After backing Ronald Reagan’s Presidential bid in 1968, beer magnate Joseph Coors concluded that an intellectual infrastructure for shaping public policies was just as important as good candidates. Liberals already had a policy infrastructure in universities and organizations like the Brookings Institution. Coors decided that conservatives needed think tanks of their own—so in 1972 he wrote a $250,000 check to begin the Heritage Foundation. Other philanthropists like the Samuel Roberts Noble Foundation and Richard Mellon Scaife joined the cause, but the Coors cash was catalytic, and also consistent. Coors continued to invest in the Heritage Foundation over many years, including a $300,000 gift in 1980 that allowed it to move to improved offices.
As Ronald Reagan finally took office in 1981, the Heritage Foundation issued Mandate for Leadership, a book of nearly 1,100 pages that became a policy blueprint for his administration. The think tank became active in virtually every area of government action, from welfare transfers to national defense. It eventually grew into the biggest and at times most influential think tank on the right.
Coors was also a principal backer of the Free Congress Foundation (a D.C. think tank focused on social issues), the Mountain States Legal Foundation (a public-interest law firm), and the Independence Institute (a Colorado-based free-market think tank). Yet Heritage remained his largest legacy. “There wouldn’t be a Heritage Foundation without Joe Coors,” said longtime Heritage president Edwin Feulner. In 2014, the organization spent $78 million, 75 percent of it raised from individual donations.
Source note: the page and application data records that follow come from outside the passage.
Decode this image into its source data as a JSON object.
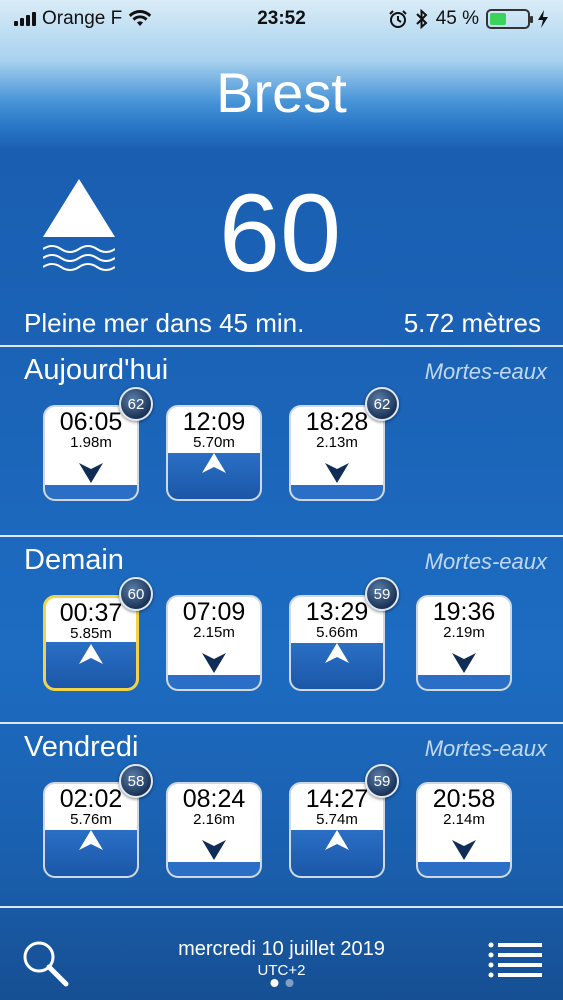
{
  "status_bar": {
    "carrier": "Orange F",
    "time": "23:52",
    "battery_percent": "45 %",
    "battery_level": 0.45
  },
  "location": {
    "city": "Brest"
  },
  "current": {
    "coefficient": "60",
    "next_tide_text": "Pleine mer dans 45 min.",
    "height_text": "5.72  mètres"
  },
  "days": [
    {
      "title": "Aujourd'hui",
      "note": "Mortes-eaux",
      "tides": [
        {
          "time": "06:05",
          "height": "1.98m",
          "type": "low",
          "coef": "62"
        },
        {
          "time": "12:09",
          "height": "5.70m",
          "type": "high"
        },
        {
          "time": "18:28",
          "height": "2.13m",
          "type": "low",
          "coef": "62"
        }
      ]
    },
    {
      "title": "Demain",
      "note": "Mortes-eaux",
      "tides": [
        {
          "time": "00:37",
          "height": "5.85m",
          "type": "high",
          "highlight": true,
          "coef": "60"
        },
        {
          "time": "07:09",
          "height": "2.15m",
          "type": "low"
        },
        {
          "time": "13:29",
          "height": "5.66m",
          "type": "high",
          "coef": "59"
        },
        {
          "time": "19:36",
          "height": "2.19m",
          "type": "low"
        }
      ]
    },
    {
      "title": "Vendredi",
      "note": "Mortes-eaux",
      "tides": [
        {
          "time": "02:02",
          "height": "5.76m",
          "type": "high",
          "coef": "58"
        },
        {
          "time": "08:24",
          "height": "2.16m",
          "type": "low"
        },
        {
          "time": "14:27",
          "height": "5.74m",
          "type": "high",
          "coef": "59"
        },
        {
          "time": "20:58",
          "height": "2.14m",
          "type": "low"
        }
      ]
    }
  ],
  "footer": {
    "date": "mercredi 10 juillet 2019",
    "timezone": "UTC+2",
    "pages": 2,
    "active_page": 0
  },
  "icons": {
    "search": "search-icon",
    "menu": "list-menu-icon",
    "tide_direction": "rising-tide-icon"
  },
  "colors": {
    "highlight_border": "#f0d34a",
    "water_blue": "#1b5fb0"
  }
}
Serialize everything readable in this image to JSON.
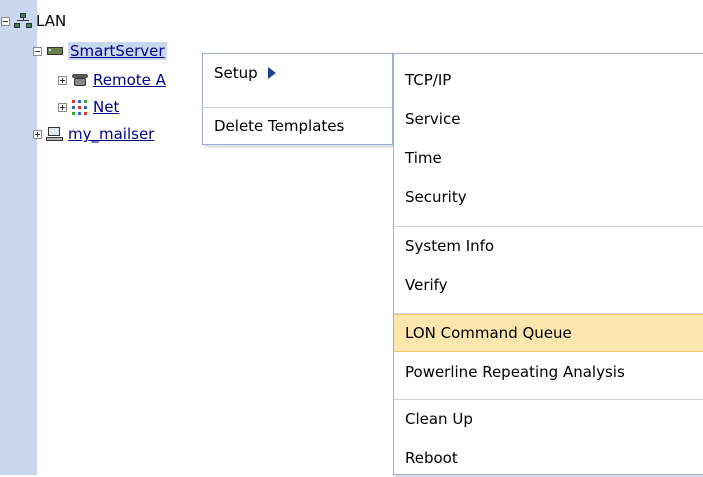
{
  "tree": {
    "root": {
      "label": "LAN"
    },
    "smartserver": {
      "label": "SmartServer"
    },
    "remote": {
      "label": "Remote A"
    },
    "net": {
      "label": "Net"
    },
    "mailserver": {
      "label": "my_mailser"
    }
  },
  "context_menu": {
    "setup_label": "Setup",
    "delete_templates_label": "Delete Templates"
  },
  "setup_submenu": {
    "items": [
      "TCP/IP",
      "Service",
      "Time",
      "Security",
      "System Info",
      "Verify",
      "LON Command Queue",
      "Powerline Repeating Analysis",
      "Clean Up",
      "Reboot"
    ],
    "highlighted": "LON Command Queue"
  },
  "colors": {
    "sidebar_strip": "#c9d7ef",
    "menu_border": "#9bb0d2",
    "highlight": "#fce6ad",
    "link": "#00008b"
  }
}
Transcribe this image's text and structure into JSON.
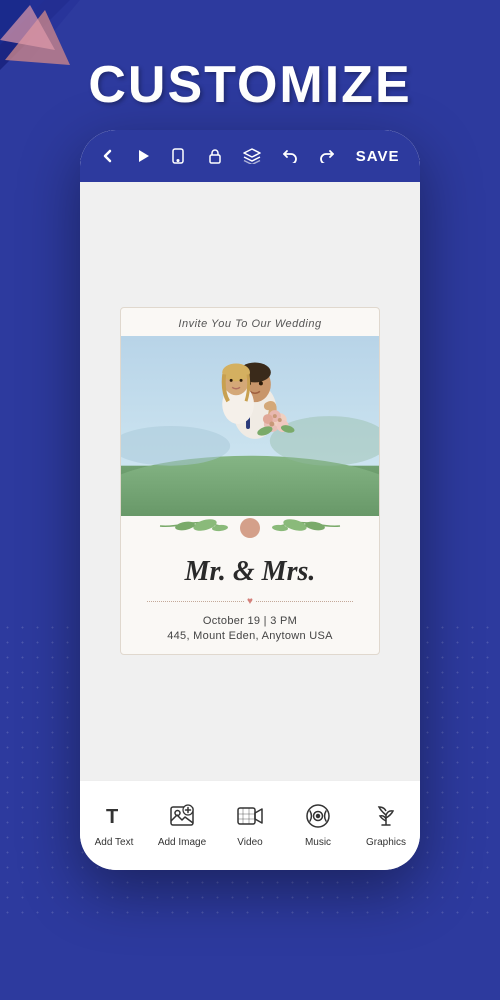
{
  "page": {
    "title": "CUSTOMIZE"
  },
  "toolbar": {
    "back_label": "‹",
    "play_label": "▶",
    "device_label": "☐",
    "lock_label": "🔓",
    "layers_label": "⊕",
    "undo_label": "↩",
    "redo_label": "↪",
    "save_label": "SAVE"
  },
  "wedding_card": {
    "header_text": "Invite You To Our Wedding",
    "title": "Mr. & Mrs.",
    "date": "October 19 | 3 PM",
    "venue": "445, Mount Eden, Anytown USA"
  },
  "tab_bar": {
    "items": [
      {
        "id": "add-text",
        "icon": "T",
        "label": "Add Text"
      },
      {
        "id": "add-image",
        "icon": "IMG",
        "label": "Add Image"
      },
      {
        "id": "video",
        "icon": "VID",
        "label": "Video"
      },
      {
        "id": "music",
        "icon": "MUS",
        "label": "Music"
      },
      {
        "id": "graphics",
        "icon": "GFX",
        "label": "Graphics"
      }
    ]
  },
  "colors": {
    "brand_blue": "#2d3a9e",
    "dark_blue": "#1a237e",
    "accent_pink": "#e8a0b0",
    "text_dark": "#2a2a2a",
    "text_muted": "#555555",
    "heart_red": "#d4807a",
    "divider_tan": "#c4a898"
  }
}
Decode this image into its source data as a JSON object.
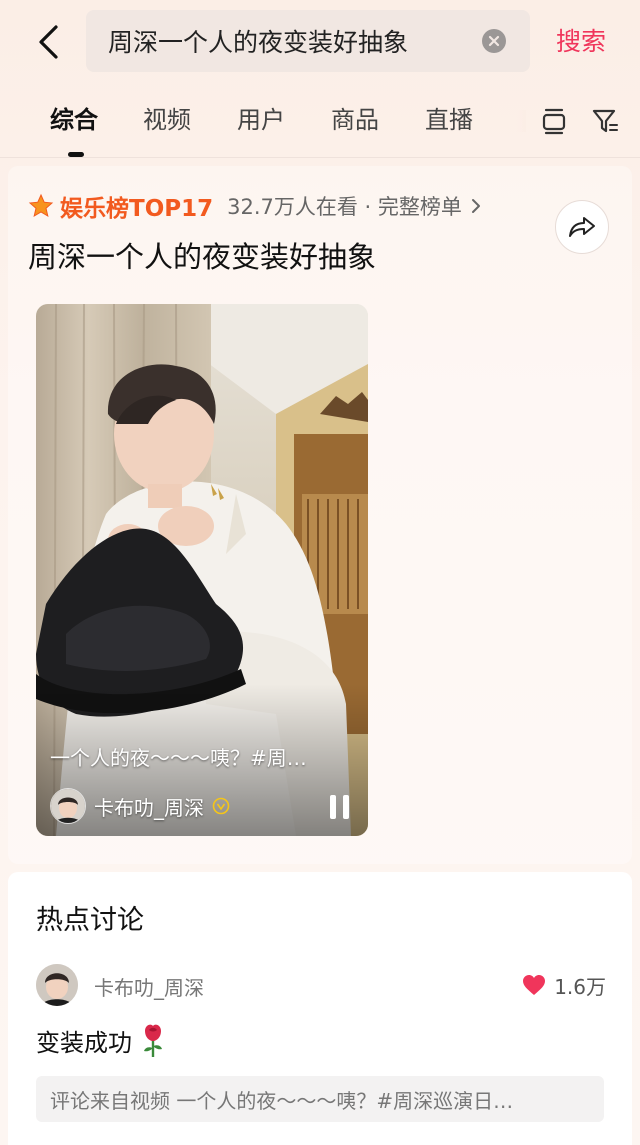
{
  "header": {
    "back_icon": "chevron-left-icon",
    "search_query": "周深一个人的夜变装好抽象",
    "clear_icon": "clear-circle-icon",
    "search_label": "搜索",
    "accent_color": "#f0355b"
  },
  "tabs": {
    "items": [
      {
        "label": "综合",
        "active": true
      },
      {
        "label": "视频",
        "active": false
      },
      {
        "label": "用户",
        "active": false
      },
      {
        "label": "商品",
        "active": false
      },
      {
        "label": "直播",
        "active": false
      }
    ],
    "icons": [
      "layout-toggle-icon",
      "filter-icon"
    ]
  },
  "hot_topic": {
    "star_icon": "star-icon",
    "rank_label": "娱乐榜TOP17",
    "rank_color": "#f25a1f",
    "meta": "32.7万人在看 · 完整榜单",
    "title": "周深一个人的夜变装好抽象",
    "share_icon": "share-icon"
  },
  "video": {
    "caption": "一个人的夜～～～咦？#周…",
    "author": "卡布叻_周深",
    "verified_icon": "verified-badge-icon",
    "pause_icon": "pause-icon"
  },
  "discussion": {
    "title": "热点讨论",
    "comment": {
      "user": "卡布叻_周深",
      "likes": "1.6万",
      "heart_icon": "heart-icon",
      "text": "变装成功",
      "emoji_icon": "rose-icon",
      "source": "评论来自视频 一个人的夜～～～咦？#周深巡演日…"
    }
  }
}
- Nicole Hoplin and Ron Robinson, Funding Fathers (Regnery, 2008)
- Lee Edwards, The Power of Ideas: The Heritage Foundation at 25 Years (Jameson Books, 1997)